themselves pain-full, and the access they gained to my heart was like that of a
On September 15, 1959, I witnessed the bloody aftermath of a bombing at my
elementary school, where a madman killed himself and five others by
detonating a powerful bomb on the school grounds. This was an extremely
upsetting event for me and my fellow six-grade students, but no consideration
was ever given to the treatment of our trauma. In fact, nothing much was even
said about it when we returned to school the next day. Those of us who
survived the blast and saw the bodies became part of a conspiracy of denial and
were condemned to having to recover (from) this "great image."
Recovering this image from my memory has necessarily brought me "closer" to
death, and has led me to examine our cultural attitude which denies death.

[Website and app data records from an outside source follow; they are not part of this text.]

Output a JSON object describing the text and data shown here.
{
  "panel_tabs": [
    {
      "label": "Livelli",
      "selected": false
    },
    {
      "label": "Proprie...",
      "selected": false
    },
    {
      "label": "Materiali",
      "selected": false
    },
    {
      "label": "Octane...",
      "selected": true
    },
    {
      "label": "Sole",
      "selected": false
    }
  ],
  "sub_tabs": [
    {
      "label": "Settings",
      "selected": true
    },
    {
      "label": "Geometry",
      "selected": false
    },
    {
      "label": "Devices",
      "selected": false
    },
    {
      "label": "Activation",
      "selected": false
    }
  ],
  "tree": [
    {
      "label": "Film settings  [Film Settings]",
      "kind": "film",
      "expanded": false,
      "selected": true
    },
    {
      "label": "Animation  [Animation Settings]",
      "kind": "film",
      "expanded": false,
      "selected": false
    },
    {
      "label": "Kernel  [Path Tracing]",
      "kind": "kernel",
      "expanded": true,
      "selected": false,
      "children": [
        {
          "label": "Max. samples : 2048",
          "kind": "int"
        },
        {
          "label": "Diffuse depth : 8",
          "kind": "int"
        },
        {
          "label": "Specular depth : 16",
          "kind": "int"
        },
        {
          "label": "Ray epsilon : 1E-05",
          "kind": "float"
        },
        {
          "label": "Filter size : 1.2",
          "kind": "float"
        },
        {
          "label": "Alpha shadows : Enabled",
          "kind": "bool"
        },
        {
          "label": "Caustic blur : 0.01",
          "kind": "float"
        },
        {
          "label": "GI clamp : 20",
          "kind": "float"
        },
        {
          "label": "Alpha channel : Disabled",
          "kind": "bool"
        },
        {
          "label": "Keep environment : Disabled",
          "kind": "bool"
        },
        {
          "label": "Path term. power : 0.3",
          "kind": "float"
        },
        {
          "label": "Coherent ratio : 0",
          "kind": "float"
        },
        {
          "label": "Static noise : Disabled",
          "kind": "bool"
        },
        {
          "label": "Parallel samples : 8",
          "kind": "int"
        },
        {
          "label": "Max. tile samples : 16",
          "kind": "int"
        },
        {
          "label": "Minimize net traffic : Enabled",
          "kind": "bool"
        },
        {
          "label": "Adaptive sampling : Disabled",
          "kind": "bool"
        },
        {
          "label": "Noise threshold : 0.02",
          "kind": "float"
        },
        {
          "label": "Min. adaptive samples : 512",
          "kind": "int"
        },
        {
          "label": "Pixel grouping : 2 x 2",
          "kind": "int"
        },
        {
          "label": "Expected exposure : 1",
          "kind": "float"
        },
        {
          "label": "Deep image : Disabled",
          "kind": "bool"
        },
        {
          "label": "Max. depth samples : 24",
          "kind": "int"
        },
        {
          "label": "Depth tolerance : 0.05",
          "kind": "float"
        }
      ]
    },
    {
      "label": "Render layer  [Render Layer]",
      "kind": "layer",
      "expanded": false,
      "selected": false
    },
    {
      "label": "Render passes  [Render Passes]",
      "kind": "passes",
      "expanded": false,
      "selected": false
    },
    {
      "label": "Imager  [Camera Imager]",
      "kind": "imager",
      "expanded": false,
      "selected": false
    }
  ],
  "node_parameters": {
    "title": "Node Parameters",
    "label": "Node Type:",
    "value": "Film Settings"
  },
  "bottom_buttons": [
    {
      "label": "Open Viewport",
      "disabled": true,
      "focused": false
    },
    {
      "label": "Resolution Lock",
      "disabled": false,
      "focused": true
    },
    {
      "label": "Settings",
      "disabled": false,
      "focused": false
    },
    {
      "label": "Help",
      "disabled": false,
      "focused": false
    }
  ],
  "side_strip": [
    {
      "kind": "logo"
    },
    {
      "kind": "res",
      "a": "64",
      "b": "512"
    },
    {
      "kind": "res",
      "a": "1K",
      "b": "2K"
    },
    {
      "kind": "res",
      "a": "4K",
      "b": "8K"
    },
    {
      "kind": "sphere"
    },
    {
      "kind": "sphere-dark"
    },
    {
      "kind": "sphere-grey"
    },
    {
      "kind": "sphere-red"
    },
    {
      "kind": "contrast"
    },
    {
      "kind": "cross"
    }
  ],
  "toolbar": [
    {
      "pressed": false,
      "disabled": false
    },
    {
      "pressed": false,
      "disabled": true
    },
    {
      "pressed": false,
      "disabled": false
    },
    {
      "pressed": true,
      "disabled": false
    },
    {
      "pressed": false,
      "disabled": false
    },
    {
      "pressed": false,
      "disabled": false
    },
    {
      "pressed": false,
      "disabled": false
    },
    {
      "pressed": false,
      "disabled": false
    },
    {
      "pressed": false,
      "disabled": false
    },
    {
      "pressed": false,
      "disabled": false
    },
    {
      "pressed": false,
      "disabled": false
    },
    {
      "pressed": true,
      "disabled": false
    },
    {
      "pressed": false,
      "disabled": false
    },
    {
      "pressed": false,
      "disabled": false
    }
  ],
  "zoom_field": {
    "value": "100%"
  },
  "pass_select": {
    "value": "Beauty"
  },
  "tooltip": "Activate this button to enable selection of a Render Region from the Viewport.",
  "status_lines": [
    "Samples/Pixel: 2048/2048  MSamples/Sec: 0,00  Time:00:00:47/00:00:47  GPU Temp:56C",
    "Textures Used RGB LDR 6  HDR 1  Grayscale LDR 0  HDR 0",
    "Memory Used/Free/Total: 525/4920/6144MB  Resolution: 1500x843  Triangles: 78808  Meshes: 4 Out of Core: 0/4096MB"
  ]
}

Historian Philippe Ariés describes this attitude as the "forbidden death."
Perhaps nowhere is this denial stronger than with regard to the social taboo of
My current project, the SUICIDE series, attempts to deal with this taboo
social-psychological content in an ironic way, looking at suicide from both
serious and humorous perspectives. The photographs consist of self-constructed
and directed tableaux in which I am seen committing suicide by a variety of
outrageous means. I attempt to further the believability of the scenarios
through use of the hyper-real information available from the 8" x 10" format,
together with their presentation as large, 32" x 42" black and white prints.
René Magritte said that we must not fear daylight just because it almost always
illuminates a miserable world, and so it is my intention to present the viewer
with several death and misery related issues -- the acknowledgment and denial
of death, the cohesion of the self, self-destructive behaviors and alienation
--against the backdrop of humor.
In this context, humor is more than a clever device to gain access to the darker
sides of ourselves. Humor contains a life-affirming, restorative power which
can also sustain us during our long journey through the detours of art and life,
regardless of what images we might unwittingly recover -- and then have to
- Bill Thomas
Bill Thomas can be reached at firstname.lastname@example.org